A physician looking after their own wellbeing properly can seem like an impossible task sometimes for highly stressed and overworked medical professionals. The Florida Medical Association (FMA) and medical societies across the country are bringing attention to the issue through National Physician Suicide Awareness Day.
“Physician well-being is at the heart of the Florida Medical Association’s mission to help physicians practice medicine,” said FMA President Joshua D. Lenchus. “Yet, far too many physicians endure mental health distress in isolation because of lingering stigmas and structural obstacles that prevent them from seeking help — often with devastating consequences.
“Physicians have one of the highest rates of death by suicide among any profession, and one death is too many. As a National Physician Suicide Awareness Day supporting organization, the FMA is committed to normalizing discussions about mental health in medicine and providing physicians with actionable resources to help them cope during moments of crisis.”

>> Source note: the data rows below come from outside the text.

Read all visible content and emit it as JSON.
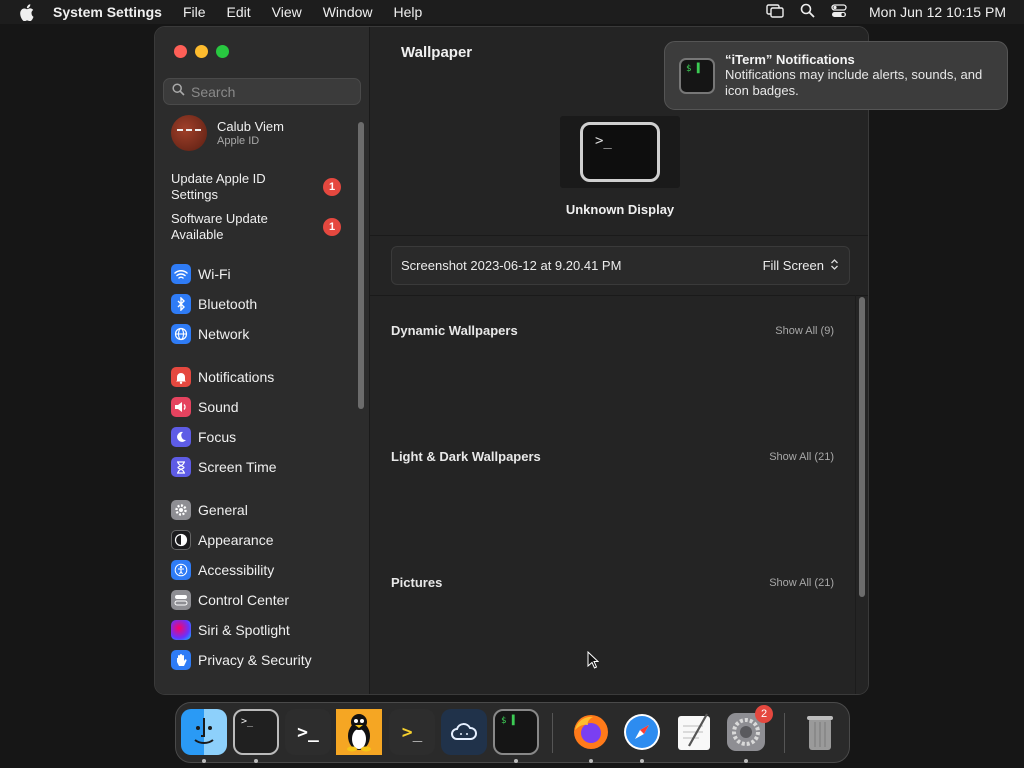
{
  "menubar": {
    "app_name": "System Settings",
    "menus": [
      "File",
      "Edit",
      "View",
      "Window",
      "Help"
    ],
    "clock": "Mon Jun 12  10:15 PM"
  },
  "sidebar": {
    "search_placeholder": "Search",
    "profile": {
      "name": "Calub Viem",
      "subtitle": "Apple ID"
    },
    "alerts": [
      {
        "label": "Update Apple ID Settings",
        "badge": "1"
      },
      {
        "label": "Software Update Available",
        "badge": "1"
      }
    ],
    "items": [
      {
        "label": "Wi-Fi",
        "icon": "wifi-icon",
        "color": "#2f7cf6"
      },
      {
        "label": "Bluetooth",
        "icon": "bluetooth-icon",
        "color": "#2f7cf6"
      },
      {
        "label": "Network",
        "icon": "globe-icon",
        "color": "#2f7cf6"
      },
      {
        "label": "Notifications",
        "icon": "bell-icon",
        "color": "#e5483f"
      },
      {
        "label": "Sound",
        "icon": "speaker-icon",
        "color": "#e5435f"
      },
      {
        "label": "Focus",
        "icon": "moon-icon",
        "color": "#5e5ce6"
      },
      {
        "label": "Screen Time",
        "icon": "hourglass-icon",
        "color": "#5e5ce6"
      },
      {
        "label": "General",
        "icon": "gear-icon",
        "color": "#8e8e93"
      },
      {
        "label": "Appearance",
        "icon": "appearance-icon",
        "color": "#1c1c1e"
      },
      {
        "label": "Accessibility",
        "icon": "accessibility-icon",
        "color": "#2f7cf6"
      },
      {
        "label": "Control Center",
        "icon": "toggles-icon",
        "color": "#8e8e93"
      },
      {
        "label": "Siri & Spotlight",
        "icon": "siri-icon",
        "color": "#b84fd6"
      },
      {
        "label": "Privacy & Security",
        "icon": "hand-icon",
        "color": "#2f7cf6"
      }
    ]
  },
  "main": {
    "title": "Wallpaper",
    "display_label": "Unknown Display",
    "current_wallpaper": "Screenshot 2023-06-12 at 9.20.41 PM",
    "fill_mode": "Fill Screen",
    "sections": [
      {
        "title": "Dynamic Wallpapers",
        "link": "Show All (9)"
      },
      {
        "title": "Light & Dark Wallpapers",
        "link": "Show All (21)"
      },
      {
        "title": "Pictures",
        "link": "Show All (21)"
      }
    ]
  },
  "notification": {
    "title": "“iTerm” Notifications",
    "body": "Notifications may include alerts, sounds, and icon badges."
  },
  "dock": {
    "apps": [
      {
        "name": "finder-icon"
      },
      {
        "name": "terminal-icon"
      },
      {
        "name": "terminal-dark-icon"
      },
      {
        "name": "linux-penguin-icon"
      },
      {
        "name": "powershell-icon"
      },
      {
        "name": "cloud-app-icon"
      },
      {
        "name": "iterm-icon"
      },
      {
        "name": "firefox-icon"
      },
      {
        "name": "safari-icon"
      },
      {
        "name": "textedit-icon"
      },
      {
        "name": "system-settings-icon",
        "badge": "2"
      },
      {
        "name": "trash-icon"
      }
    ]
  }
}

As the FMA acknowledges, concerns about physicians’ mental health aren’t a new thing, but recent data shows the severity of the problem. More than half — 55% — of physicians who responded to a Physicians Foundation survey in 2021 said they knew of a colleague who thought of, attempted or died of suicide.
“Physicians are at a higher risk of suicide and suicidal ideation than the general population,” according to the American Medical Association (AMA). “Suicidal ideation has been associated with high workload volume and medical errors.

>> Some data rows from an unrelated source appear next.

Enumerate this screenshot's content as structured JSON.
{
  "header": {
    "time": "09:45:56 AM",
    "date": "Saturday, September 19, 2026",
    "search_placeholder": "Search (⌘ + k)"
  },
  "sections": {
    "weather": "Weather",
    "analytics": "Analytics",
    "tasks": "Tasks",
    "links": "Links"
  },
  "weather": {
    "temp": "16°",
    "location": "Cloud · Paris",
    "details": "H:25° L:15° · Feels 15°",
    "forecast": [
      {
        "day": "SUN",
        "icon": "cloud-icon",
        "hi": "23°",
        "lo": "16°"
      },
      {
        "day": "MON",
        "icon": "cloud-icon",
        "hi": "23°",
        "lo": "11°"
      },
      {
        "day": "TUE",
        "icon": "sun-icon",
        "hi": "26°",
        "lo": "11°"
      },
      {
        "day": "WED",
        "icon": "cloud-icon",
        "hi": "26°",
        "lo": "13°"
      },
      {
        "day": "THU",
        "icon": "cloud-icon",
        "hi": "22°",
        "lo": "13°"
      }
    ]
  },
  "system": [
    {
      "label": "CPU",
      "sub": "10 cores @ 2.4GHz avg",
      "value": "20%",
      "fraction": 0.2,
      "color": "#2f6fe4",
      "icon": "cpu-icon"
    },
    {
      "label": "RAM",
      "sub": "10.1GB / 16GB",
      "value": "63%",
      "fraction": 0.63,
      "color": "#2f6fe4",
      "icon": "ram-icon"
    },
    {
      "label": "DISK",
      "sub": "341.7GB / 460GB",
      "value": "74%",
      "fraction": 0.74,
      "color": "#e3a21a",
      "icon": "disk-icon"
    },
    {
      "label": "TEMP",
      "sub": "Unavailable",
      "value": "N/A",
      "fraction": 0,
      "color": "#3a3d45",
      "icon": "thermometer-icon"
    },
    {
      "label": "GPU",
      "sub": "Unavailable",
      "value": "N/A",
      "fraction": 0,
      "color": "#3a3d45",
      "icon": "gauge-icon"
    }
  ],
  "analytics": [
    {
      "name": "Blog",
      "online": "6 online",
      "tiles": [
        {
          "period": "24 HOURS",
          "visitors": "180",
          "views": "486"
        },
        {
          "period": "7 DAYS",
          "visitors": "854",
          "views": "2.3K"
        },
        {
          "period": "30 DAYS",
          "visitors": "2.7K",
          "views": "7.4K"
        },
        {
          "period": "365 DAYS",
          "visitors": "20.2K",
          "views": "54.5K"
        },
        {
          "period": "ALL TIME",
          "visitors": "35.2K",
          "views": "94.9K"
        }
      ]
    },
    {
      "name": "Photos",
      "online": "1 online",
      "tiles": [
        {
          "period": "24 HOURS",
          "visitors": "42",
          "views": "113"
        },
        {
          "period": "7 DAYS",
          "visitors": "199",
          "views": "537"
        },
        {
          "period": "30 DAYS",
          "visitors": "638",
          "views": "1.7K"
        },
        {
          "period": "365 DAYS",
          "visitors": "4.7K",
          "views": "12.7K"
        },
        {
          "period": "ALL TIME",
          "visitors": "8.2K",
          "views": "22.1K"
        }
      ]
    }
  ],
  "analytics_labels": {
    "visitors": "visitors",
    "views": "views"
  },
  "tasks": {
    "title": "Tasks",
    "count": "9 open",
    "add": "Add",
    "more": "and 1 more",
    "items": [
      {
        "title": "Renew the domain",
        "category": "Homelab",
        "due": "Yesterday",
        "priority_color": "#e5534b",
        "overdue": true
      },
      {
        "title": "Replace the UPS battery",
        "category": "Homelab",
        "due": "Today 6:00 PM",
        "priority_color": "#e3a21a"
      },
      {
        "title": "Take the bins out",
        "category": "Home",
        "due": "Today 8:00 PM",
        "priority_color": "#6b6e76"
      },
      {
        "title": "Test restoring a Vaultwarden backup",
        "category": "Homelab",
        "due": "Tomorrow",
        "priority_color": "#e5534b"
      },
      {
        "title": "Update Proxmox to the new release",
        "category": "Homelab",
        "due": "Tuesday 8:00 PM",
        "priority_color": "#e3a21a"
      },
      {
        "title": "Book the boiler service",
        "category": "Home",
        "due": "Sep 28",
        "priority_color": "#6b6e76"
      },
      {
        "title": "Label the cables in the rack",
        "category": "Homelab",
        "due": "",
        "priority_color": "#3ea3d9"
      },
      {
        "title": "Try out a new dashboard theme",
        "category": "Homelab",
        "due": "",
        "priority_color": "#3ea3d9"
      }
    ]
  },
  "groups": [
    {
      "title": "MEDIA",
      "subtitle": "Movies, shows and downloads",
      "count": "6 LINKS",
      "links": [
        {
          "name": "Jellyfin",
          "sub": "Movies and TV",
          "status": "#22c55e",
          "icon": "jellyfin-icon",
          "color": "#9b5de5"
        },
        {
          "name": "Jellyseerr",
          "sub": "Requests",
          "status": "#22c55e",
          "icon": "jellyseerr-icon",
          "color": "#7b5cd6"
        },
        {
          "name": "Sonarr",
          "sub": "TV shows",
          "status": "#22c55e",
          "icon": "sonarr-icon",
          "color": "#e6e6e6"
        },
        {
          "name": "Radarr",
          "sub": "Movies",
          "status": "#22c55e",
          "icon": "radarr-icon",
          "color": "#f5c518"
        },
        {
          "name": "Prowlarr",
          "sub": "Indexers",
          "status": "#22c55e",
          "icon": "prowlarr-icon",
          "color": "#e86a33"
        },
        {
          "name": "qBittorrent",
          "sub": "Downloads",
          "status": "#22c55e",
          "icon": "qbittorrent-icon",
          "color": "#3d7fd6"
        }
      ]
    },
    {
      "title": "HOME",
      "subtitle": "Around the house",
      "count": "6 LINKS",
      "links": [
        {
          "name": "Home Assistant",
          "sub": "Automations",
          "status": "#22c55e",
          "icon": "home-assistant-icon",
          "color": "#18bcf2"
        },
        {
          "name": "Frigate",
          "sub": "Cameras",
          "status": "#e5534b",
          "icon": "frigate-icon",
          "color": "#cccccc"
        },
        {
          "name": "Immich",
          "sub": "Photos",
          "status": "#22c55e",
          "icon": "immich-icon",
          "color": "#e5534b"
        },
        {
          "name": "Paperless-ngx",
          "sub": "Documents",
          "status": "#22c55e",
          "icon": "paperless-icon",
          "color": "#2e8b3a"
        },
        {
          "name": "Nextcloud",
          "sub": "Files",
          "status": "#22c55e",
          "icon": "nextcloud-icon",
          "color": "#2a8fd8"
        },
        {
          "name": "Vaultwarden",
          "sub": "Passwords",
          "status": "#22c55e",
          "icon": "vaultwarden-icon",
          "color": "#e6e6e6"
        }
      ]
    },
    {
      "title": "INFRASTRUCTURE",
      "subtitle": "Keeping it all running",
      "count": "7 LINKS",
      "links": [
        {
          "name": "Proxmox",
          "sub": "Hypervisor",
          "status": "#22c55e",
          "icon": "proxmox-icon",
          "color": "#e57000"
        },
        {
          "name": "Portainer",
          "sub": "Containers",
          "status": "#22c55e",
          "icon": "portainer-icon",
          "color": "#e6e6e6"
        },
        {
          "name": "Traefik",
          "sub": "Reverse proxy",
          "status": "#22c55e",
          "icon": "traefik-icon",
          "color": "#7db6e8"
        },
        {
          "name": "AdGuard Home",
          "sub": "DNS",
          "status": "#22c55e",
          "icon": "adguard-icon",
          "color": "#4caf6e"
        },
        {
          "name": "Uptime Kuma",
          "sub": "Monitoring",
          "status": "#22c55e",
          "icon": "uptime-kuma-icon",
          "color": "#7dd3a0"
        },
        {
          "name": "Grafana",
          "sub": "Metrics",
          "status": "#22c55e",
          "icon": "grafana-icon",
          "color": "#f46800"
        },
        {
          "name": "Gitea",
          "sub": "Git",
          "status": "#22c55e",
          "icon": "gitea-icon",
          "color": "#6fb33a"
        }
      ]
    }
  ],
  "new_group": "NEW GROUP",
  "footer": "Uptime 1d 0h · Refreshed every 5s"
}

“Although previous research linked physician burnout to depression and suicide, a recent investigation suggests that burnout and depression are separate experiences, with distinct consequences for physicians and their patients. Physicians who experience suicidal ideation have been shown to be less likely to seek the help they need.”
As a place to start, the organizations involved with NPSA Day, collected a few specific resources at npsaday.org/share-suicide-prevention-resources.

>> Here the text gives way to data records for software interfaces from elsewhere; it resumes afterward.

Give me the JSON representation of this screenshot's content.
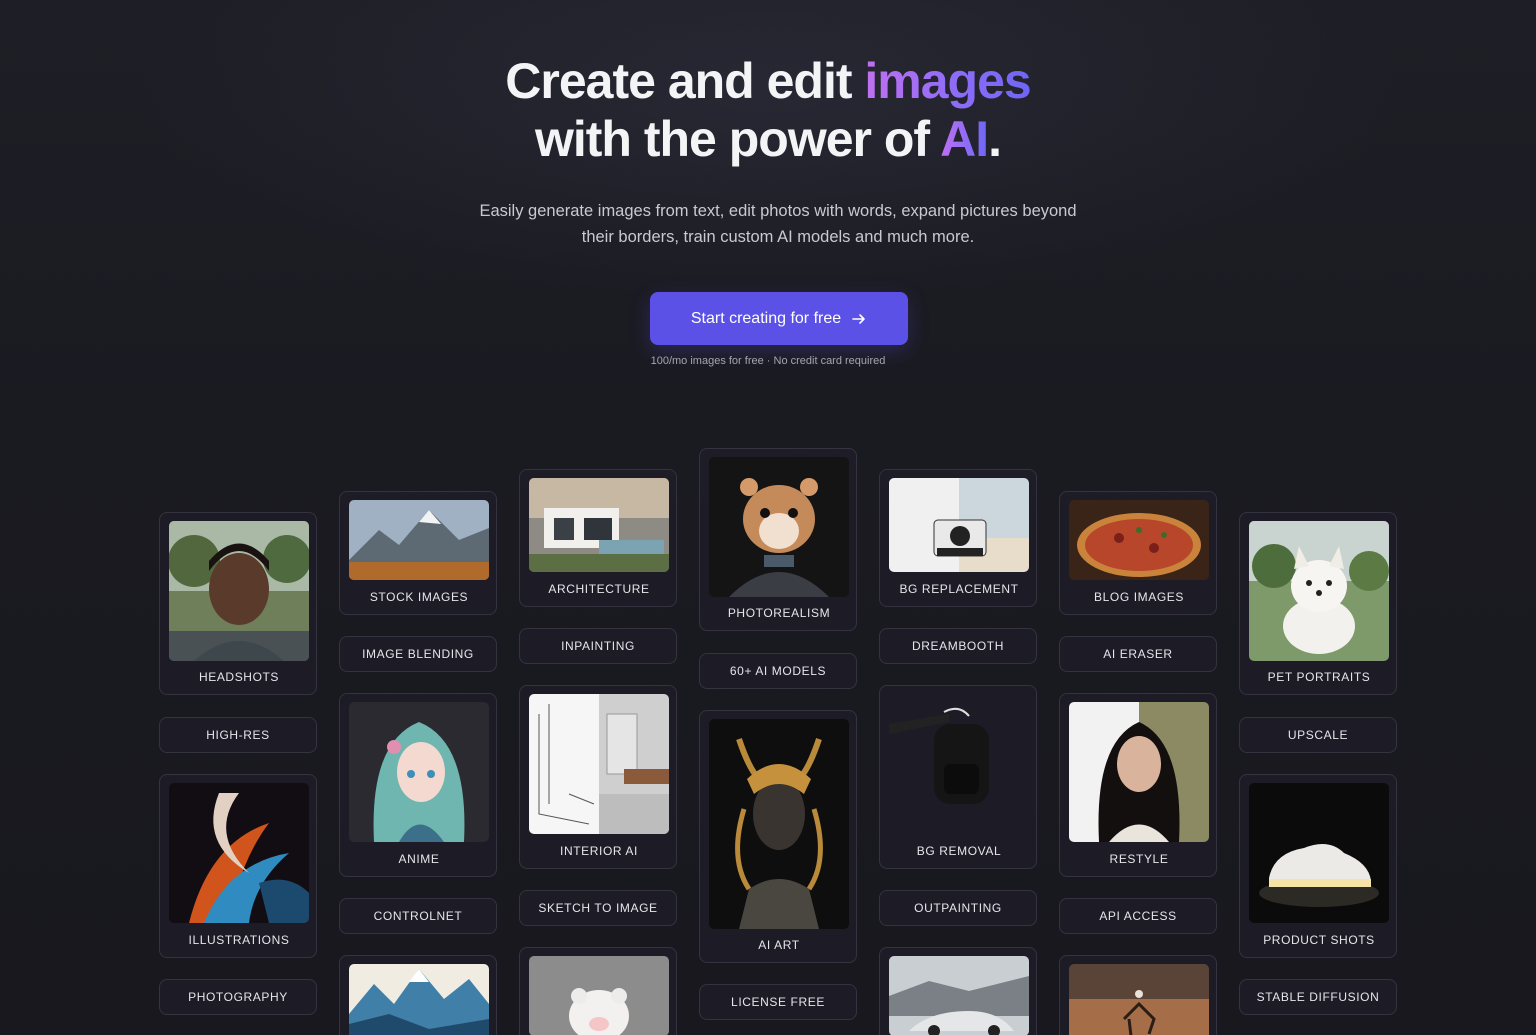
{
  "hero": {
    "title_line1_plain": "Create and edit ",
    "title_line1_accent": "images",
    "title_line2_plain": "with the power of ",
    "title_line2_accent": "AI",
    "title_line2_end": ".",
    "subtitle": "Easily generate images from text, edit photos with words, expand pictures beyond their borders, train custom AI models and much more.",
    "cta_label": "Start creating for free",
    "note": "100/mo images for free · No credit card required"
  },
  "colors": {
    "accent_purple": "#8a6cf7",
    "button": "#5b51e6",
    "background": "#1b1b22"
  },
  "features": {
    "col1": {
      "card1": "HEADSHOTS",
      "pill1": "HIGH-RES",
      "card2": "ILLUSTRATIONS",
      "pill2": "PHOTOGRAPHY"
    },
    "col2": {
      "card1": "STOCK IMAGES",
      "pill1": "IMAGE BLENDING",
      "card2": "ANIME",
      "pill2": "CONTROLNET"
    },
    "col3": {
      "card1": "ARCHITECTURE",
      "pill1": "INPAINTING",
      "card2": "INTERIOR AI",
      "pill2": "SKETCH TO IMAGE"
    },
    "col4": {
      "card1": "PHOTOREALISM",
      "pill1": "60+ AI MODELS",
      "card2": "AI ART",
      "pill2": "LICENSE FREE"
    },
    "col5": {
      "card1": "BG REPLACEMENT",
      "pill1": "DREAMBOOTH",
      "card2": "BG REMOVAL",
      "pill2": "OUTPAINTING"
    },
    "col6": {
      "card1": "BLOG IMAGES",
      "pill1": "AI ERASER",
      "card2": "RESTYLE",
      "pill2": "API ACCESS"
    },
    "col7": {
      "card1": "PET PORTRAITS",
      "pill1": "UPSCALE",
      "card2": "PRODUCT SHOTS",
      "pill2": "STABLE DIFFUSION"
    }
  }
}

“More than one in three physicians do not believe that suicide prevention resources for physicians exist and are easy to access,” according to the FMA. “However, physicians have identified who and what supports their mental health — confidential therapy, counseling, or support phone lines.”